Humor

Many may have asked the questions ‘Why are boomerangs crescent-shaped?’ and ‘Why do boomerangs come back?’ – but few, however, are in a position to provide scientific explanations – aside, that is, from Prof. Yutaka Nishiyama of the Osaka University of Economics, Japan. In his article ‘Why Do Boomerangs Come Back?’ (Bulletin of Science, Technology&Society, Vol.22, No.1, 13-20,Feb 2002.) he answers both, with references to Bernoulli’s Principle, gyroscopes, inertial moments, the ‘right-hand-rule’, and more. Noting, for example :

Everyone (who can count) will instantly recognise the numbers 1 2&3 in the picture below:
Or will they? Well, no they won’t.

All is explained in an article for Osaka Keidai Ronshu, Vol. 60 number 5, where Professor Yutaka Nishiyama (Osaka University of Economics, Japan) lists many crucial variations in finger-counting across the world.

Bearing in mind that the word ‘ovoid’ means ‘egg-shaped’, the question : ‘Why are eggs ovoid?’ has much in common with questions like or ‘Why are hearts heart-shaped?’ or ‘Why are sausages sausage-shaped?’ And the Zen-like qualities of the egg-shape question have not escaped professor Yutaka Nishiyama, (Osaka University of Economics, Japan) who decided to approach this enigmatic problem from a mathematical viewpoint in his paper ‘The mathematics of egg shape’ (Osaka Keidai Ronshu, Vol. 58, Sept. 2007). In which the professor not only developed a formula to describe egg-shapes -

#2 ‘Implementing a Jabberwocky Gibberish Generator’.

In contrast to some computer-programme developers who create gibberish by jumbling word-orders (see Progress In Gibberish Computing #1 ) others take a different approach, and scramble the letters of English words (somewhat) to generate pronounceable nonsense words known as pseudowords or logatomes, similar to those found in ‘ Jabberwocky by Lewis Carroll.

Part 1, ‘Generative Text Generation’

Daniel Shiffman  is Assistant Arts Professor at the Interactive Telecommunications Program at NYU’s Tisch School of the Arts.

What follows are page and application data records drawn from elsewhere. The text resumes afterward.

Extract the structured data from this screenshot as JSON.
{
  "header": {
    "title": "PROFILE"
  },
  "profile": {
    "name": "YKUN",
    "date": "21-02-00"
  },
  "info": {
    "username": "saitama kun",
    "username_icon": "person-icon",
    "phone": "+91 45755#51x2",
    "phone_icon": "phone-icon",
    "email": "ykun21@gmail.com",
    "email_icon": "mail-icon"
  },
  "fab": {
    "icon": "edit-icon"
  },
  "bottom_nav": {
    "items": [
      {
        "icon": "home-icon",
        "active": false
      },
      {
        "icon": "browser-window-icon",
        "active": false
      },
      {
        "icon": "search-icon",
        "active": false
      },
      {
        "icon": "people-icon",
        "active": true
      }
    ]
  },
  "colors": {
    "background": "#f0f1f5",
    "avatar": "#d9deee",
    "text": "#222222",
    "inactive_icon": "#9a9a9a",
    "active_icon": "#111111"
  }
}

The professor has developed a Markov chain-based Generative Text computer programme which he describes (and provides the code for) here. The programme is able to generate English text which appears at first glance to make sense, but in reality has more in common with ‘context-free-grammar’ or, as some might say, gibberish.

A good number of very high profile philosophers and mathematicians have drawn attention to what they see as the intrinsic beauty in mathematical solutions.

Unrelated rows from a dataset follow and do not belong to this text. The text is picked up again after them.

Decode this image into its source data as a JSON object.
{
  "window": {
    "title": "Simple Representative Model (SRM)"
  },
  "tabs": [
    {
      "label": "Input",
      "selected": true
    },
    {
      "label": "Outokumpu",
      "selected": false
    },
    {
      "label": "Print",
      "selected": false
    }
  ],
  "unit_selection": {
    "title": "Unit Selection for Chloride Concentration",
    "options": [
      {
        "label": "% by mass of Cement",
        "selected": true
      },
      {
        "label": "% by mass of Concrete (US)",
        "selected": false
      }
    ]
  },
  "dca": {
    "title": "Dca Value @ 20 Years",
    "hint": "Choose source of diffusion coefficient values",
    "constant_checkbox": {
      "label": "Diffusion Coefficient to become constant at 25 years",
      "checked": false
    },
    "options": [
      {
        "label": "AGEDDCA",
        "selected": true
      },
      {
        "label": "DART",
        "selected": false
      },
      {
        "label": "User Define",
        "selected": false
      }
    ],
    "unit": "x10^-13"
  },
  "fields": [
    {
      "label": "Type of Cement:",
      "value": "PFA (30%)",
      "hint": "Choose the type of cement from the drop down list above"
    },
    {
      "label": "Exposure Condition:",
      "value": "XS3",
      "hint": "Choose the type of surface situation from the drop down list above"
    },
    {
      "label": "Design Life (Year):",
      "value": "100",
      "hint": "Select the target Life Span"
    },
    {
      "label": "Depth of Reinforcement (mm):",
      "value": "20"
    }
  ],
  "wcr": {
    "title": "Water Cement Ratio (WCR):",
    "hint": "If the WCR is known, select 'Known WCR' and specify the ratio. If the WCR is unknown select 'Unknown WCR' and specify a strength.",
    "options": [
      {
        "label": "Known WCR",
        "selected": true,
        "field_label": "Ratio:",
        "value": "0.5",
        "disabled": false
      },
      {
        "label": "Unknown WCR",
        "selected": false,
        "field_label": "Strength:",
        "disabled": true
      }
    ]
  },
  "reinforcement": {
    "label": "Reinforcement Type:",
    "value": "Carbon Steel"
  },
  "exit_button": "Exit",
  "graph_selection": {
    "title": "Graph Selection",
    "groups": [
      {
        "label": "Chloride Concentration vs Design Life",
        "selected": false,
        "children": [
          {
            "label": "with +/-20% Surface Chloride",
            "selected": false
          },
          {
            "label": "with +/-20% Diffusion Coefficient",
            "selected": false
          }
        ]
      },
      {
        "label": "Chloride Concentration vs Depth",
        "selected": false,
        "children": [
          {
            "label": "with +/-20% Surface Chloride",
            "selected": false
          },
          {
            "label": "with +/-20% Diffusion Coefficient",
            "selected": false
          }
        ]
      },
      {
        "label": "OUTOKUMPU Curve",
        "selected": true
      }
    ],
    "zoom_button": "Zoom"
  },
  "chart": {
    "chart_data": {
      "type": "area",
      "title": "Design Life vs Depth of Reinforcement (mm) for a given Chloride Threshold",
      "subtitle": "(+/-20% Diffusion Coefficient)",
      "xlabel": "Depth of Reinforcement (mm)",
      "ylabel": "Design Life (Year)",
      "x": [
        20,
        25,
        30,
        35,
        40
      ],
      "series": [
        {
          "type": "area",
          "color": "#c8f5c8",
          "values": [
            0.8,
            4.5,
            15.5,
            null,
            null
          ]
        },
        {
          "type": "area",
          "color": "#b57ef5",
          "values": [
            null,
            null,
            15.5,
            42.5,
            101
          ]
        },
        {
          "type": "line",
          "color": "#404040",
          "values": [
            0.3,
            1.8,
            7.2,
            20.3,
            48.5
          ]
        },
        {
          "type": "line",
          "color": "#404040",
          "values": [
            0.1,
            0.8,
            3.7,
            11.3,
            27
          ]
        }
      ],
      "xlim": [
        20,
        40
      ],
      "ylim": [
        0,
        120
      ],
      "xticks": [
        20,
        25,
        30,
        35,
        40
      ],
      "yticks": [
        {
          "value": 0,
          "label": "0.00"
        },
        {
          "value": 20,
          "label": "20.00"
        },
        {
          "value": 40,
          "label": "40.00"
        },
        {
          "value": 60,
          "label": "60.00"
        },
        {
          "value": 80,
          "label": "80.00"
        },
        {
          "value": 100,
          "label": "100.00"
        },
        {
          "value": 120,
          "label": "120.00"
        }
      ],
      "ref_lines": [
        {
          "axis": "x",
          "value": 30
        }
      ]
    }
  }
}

For example :

"It seems to me now that mathematics is capable of an artistic excellence as great as that of any music, perhaps greater; not because the pleasure it gives (although very pure) is comparable, either in intensity or in the number of people who feel it, to that of music, but because it gives in absolute perfection that combination, characteristic of great art, of godlike freedom, with the sense of inevitable destiny; because, in fact, it constructs an ideal world where everything is perfect but true."

Dr. Andy Martens,  of the psychology dept. at the University of Canterbury, New Zealand, and colleagues from the University of Arizona, US, have devised an Extermination Machine [pictured at right]. The machine was designed to experimentally investigate a bug-killing paradigm – in order to provide clues towards answering the  the question ‘Might killing something (in this case some pill bugs) fuel the urge for subsequent killing (in this case some more pill bugs) ?’

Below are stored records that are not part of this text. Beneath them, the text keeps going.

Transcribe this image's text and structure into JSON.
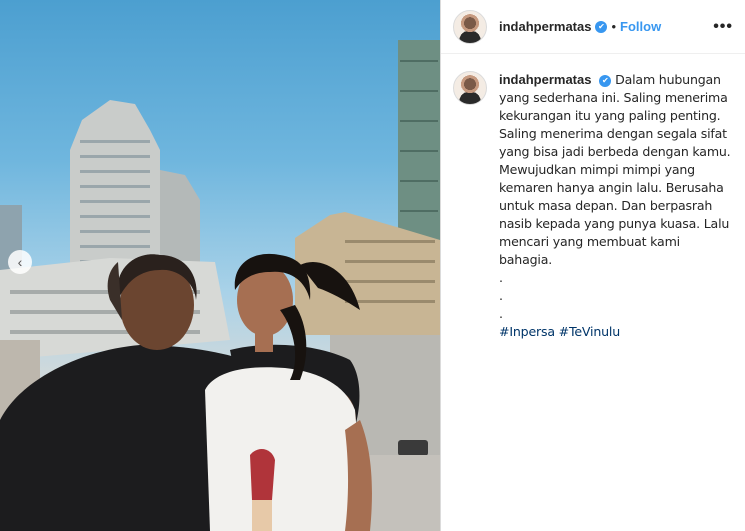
{
  "post": {
    "username": "indahpermatas",
    "verified_badge": "✔",
    "separator": "•",
    "follow_label": "Follow",
    "more_icon": "•••",
    "caption_lines": [
      "Dalam hubungan",
      "yang sederhana ini. Saling menerima",
      "kekurangan itu yang paling penting.",
      "Saling menerima dengan segala sifat",
      "yang bisa jadi berbeda dengan kamu.",
      "Mewujudkan mimpi mimpi yang",
      "kemaren hanya angin lalu. Berusaha",
      "untuk masa depan. Dan berpasrah",
      "nasib kepada yang punya kuasa. Lalu",
      "mencari yang membuat kami bahagia.",
      ".",
      ".",
      "."
    ],
    "hashtags": [
      "#Inpersa",
      "#TeVinulu"
    ]
  },
  "photo": {
    "nav_prev_icon": "‹"
  },
  "colors": {
    "link_blue": "#3897f0",
    "hashtag_blue": "#003569",
    "border": "#dbdbdb"
  }
}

Shaving foam and baby diapers might not be the first key components to spring to mind if you were tasked with developing a gargantuan Non Lethal Weapon (NLW) for use against enemy warships.
But spring they did, however, to the mind of Lieutenant Commander Daniel L. Whitehurst of the United States Navy –  for he describes just such a weapon in a 2009 research report originating from the Air Command And Staff College, Air University, Maxwell Air Force Base, Alabama. (“The Intellectual and Leadership Center of the Air Force.”)

That weapon is ‘The Slimeball’

The ubiquitous ‘Stray Sock Syndrome’ can be a considerable headache for human sock-owners and sock-sorters. But help is afoot courtesy of the Computer Science Division at the University of California at Berkeley, US, and the Max Planck Institut Informatik, Germany. Where a team of computer scientists and robotics experts have “…considered the problem of equipping a robot with the perceptual tools for reliable sock manipulation.”

Hubert Devonish, who is Professor of Linguistics at the University of the West Indies, Mona, Kingston, Jamaica, is one of the very, very few researchers to have published a scholarly paper written entirely in Guyanese Creole.

An example paragraph :